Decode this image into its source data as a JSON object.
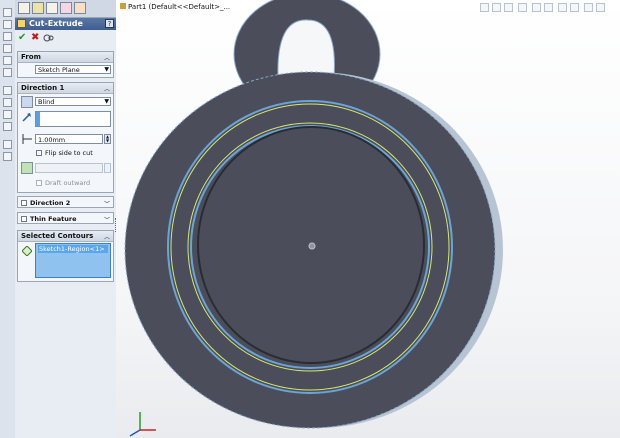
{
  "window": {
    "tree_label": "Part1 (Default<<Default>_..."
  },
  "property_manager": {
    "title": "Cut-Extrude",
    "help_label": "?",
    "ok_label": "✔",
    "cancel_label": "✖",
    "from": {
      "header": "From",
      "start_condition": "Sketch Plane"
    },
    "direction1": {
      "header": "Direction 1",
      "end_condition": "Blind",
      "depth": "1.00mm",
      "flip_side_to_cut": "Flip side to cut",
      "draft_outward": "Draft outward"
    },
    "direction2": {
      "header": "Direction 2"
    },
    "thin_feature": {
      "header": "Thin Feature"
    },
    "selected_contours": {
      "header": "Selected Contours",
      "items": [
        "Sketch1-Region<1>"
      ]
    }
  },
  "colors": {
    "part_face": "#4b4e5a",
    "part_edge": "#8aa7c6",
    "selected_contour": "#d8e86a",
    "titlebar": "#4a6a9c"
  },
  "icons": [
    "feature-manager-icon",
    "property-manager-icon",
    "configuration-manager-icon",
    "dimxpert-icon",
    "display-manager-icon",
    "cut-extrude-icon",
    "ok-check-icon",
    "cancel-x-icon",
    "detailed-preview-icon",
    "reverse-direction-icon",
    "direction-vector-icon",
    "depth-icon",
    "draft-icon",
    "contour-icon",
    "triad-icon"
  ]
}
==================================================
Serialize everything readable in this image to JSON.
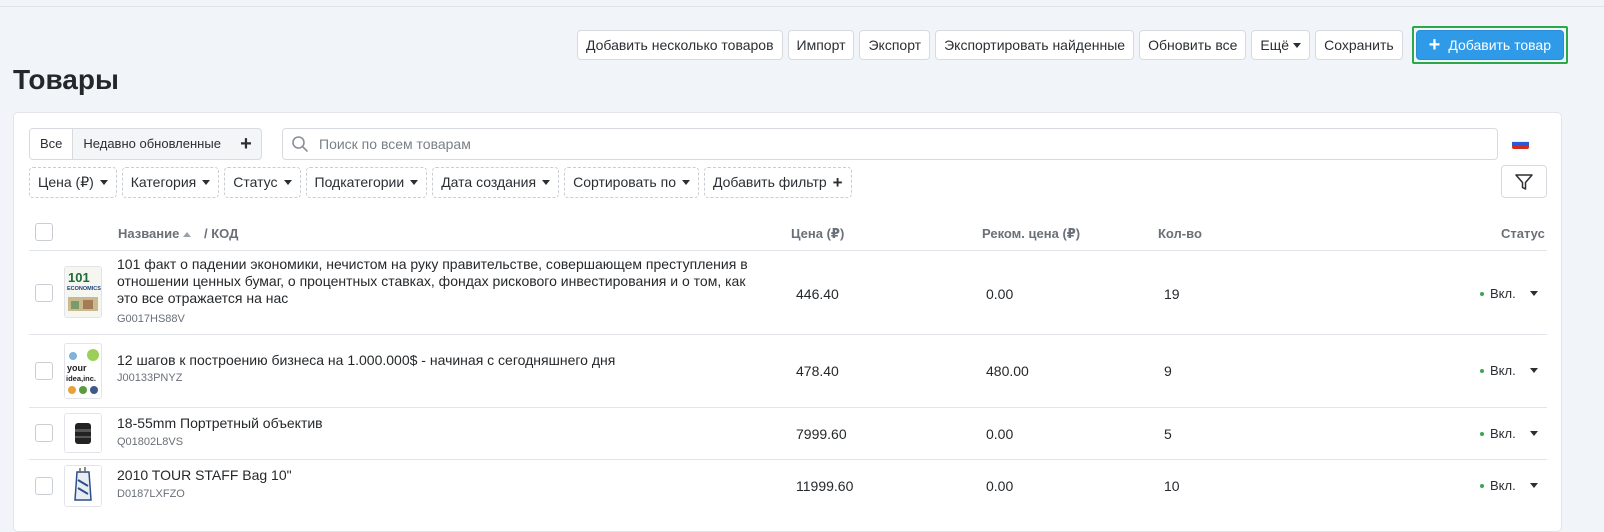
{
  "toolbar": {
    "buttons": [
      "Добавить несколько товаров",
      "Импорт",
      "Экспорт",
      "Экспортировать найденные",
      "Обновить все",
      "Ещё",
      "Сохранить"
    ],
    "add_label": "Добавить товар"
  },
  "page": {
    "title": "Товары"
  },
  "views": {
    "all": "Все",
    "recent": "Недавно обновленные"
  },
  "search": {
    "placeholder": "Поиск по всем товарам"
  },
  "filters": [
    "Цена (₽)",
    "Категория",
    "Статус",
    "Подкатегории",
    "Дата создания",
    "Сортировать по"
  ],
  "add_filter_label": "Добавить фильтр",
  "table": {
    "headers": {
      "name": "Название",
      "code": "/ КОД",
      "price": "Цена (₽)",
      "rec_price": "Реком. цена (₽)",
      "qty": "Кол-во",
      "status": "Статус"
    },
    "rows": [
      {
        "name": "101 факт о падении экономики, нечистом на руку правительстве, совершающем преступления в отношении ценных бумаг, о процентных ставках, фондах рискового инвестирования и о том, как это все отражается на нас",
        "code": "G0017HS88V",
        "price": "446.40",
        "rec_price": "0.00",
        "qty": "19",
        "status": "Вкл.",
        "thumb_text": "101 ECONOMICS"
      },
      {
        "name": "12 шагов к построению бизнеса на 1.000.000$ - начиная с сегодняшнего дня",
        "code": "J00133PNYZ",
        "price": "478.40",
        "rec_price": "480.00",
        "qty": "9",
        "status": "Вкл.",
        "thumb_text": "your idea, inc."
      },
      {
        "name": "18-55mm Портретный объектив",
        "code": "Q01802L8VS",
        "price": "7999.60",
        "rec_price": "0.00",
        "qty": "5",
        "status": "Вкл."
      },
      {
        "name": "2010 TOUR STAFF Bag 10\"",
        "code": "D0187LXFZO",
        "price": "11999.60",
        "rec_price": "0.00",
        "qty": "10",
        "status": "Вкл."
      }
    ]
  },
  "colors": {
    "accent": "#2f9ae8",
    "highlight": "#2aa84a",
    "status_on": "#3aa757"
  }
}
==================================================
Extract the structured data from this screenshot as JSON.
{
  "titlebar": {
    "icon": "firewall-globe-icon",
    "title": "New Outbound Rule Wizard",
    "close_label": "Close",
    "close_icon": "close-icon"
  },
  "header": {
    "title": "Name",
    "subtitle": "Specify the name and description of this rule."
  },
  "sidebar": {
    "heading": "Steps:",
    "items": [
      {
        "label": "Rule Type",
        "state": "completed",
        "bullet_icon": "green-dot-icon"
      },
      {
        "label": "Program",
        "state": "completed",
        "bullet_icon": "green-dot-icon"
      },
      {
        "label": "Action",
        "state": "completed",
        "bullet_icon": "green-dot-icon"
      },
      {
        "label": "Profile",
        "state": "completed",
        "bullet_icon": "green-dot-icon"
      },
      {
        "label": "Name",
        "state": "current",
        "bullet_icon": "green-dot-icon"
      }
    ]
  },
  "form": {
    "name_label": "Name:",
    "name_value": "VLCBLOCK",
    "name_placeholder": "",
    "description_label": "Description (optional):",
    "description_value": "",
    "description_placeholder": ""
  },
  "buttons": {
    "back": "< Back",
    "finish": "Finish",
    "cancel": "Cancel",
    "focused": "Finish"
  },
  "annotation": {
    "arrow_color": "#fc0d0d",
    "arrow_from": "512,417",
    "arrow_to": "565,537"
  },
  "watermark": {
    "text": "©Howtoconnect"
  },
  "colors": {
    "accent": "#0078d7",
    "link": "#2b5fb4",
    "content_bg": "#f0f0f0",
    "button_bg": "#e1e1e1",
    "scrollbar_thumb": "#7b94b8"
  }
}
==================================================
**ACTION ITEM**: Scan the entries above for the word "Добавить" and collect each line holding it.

**FINISHED TASK**:
      "Добавить несколько товаров",
    "add_label": "Добавить товар"
  "add_filter_label": "Добавить фильтр",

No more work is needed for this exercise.